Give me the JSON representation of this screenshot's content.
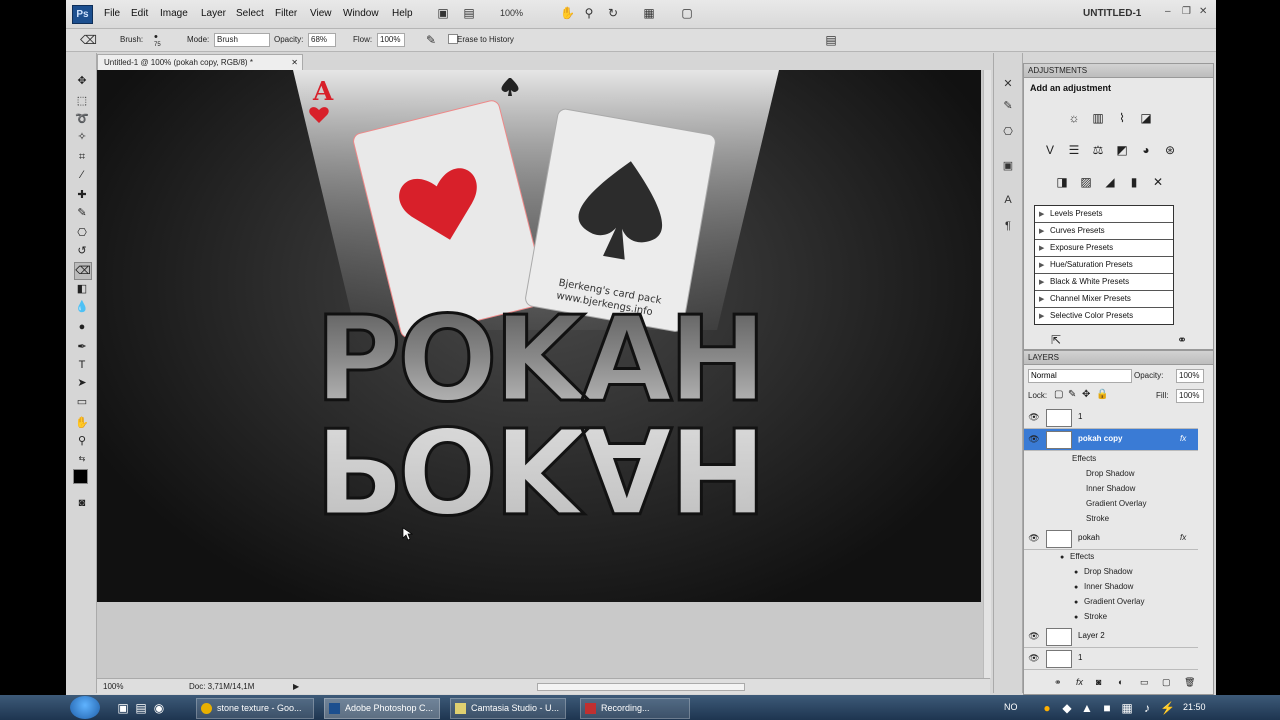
{
  "app": {
    "logo": "Ps",
    "doc_title": "UNTITLED-1",
    "zoom": "100%"
  },
  "menu": [
    "File",
    "Edit",
    "Image",
    "Layer",
    "Select",
    "Filter",
    "View",
    "Window",
    "Help"
  ],
  "options": {
    "brush_label": "Brush:",
    "brush_size": "75",
    "mode_label": "Mode:",
    "mode_value": "Brush",
    "opacity_label": "Opacity:",
    "opacity_value": "68%",
    "flow_label": "Flow:",
    "flow_value": "100%",
    "erase_label": "Erase to History"
  },
  "document": {
    "tab": "Untitled-1 @ 100% (pokah copy, RGB/8) *",
    "status_zoom": "100%",
    "status_doc": "Doc: 3,71M/14,1M",
    "canvas_text": {
      "top": "POKAH",
      "bottom": "POKAH",
      "card_line1": "Bjerkeng's card pack",
      "card_line2": "www.bjerkengs.info"
    }
  },
  "adjustments": {
    "tab": "ADJUSTMENTS",
    "title": "Add an adjustment",
    "presets": [
      "Levels Presets",
      "Curves Presets",
      "Exposure Presets",
      "Hue/Saturation Presets",
      "Black & White Presets",
      "Channel Mixer Presets",
      "Selective Color Presets"
    ]
  },
  "layers": {
    "tab": "LAYERS",
    "blend_mode": "Normal",
    "opacity_label": "Opacity:",
    "opacity_value": "100%",
    "lock_label": "Lock:",
    "fill_label": "Fill:",
    "fill_value": "100%",
    "items": [
      {
        "name": "1",
        "fx": ""
      },
      {
        "name": "pokah copy",
        "fx": "fx"
      },
      {
        "name": "pokah",
        "fx": "fx"
      },
      {
        "name": "Layer 2",
        "fx": ""
      },
      {
        "name": "1",
        "fx": ""
      }
    ],
    "effects_label": "Effects",
    "effects": [
      "Drop Shadow",
      "Inner Shadow",
      "Gradient Overlay",
      "Stroke"
    ]
  },
  "taskbar": {
    "tasks": [
      "stone texture - Goo...",
      "Adobe Photoshop C...",
      "Camtasia Studio - U...",
      "Recording..."
    ],
    "lang": "NO",
    "clock": "21:50"
  },
  "colors": {
    "accent": "#3a7bd5",
    "canvas_dark": "#1a1a1a",
    "taskbar": "#1e3550"
  }
}
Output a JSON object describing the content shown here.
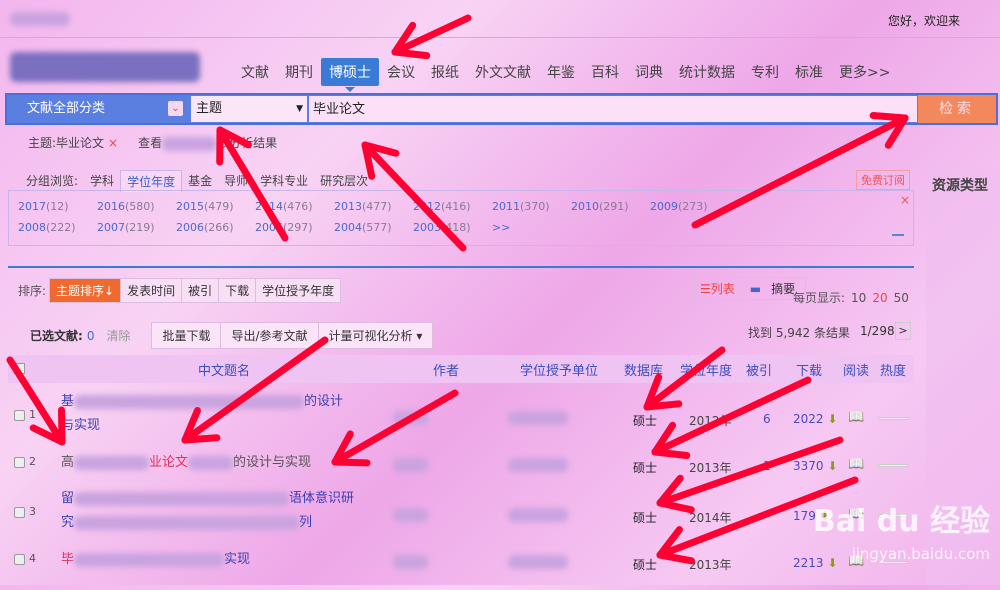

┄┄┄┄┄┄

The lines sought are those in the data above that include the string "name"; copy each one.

        "name": "1",
        "name": "pokah copy",
        "name": "pokah",
        "name": "Layer 2",
        "name": "1",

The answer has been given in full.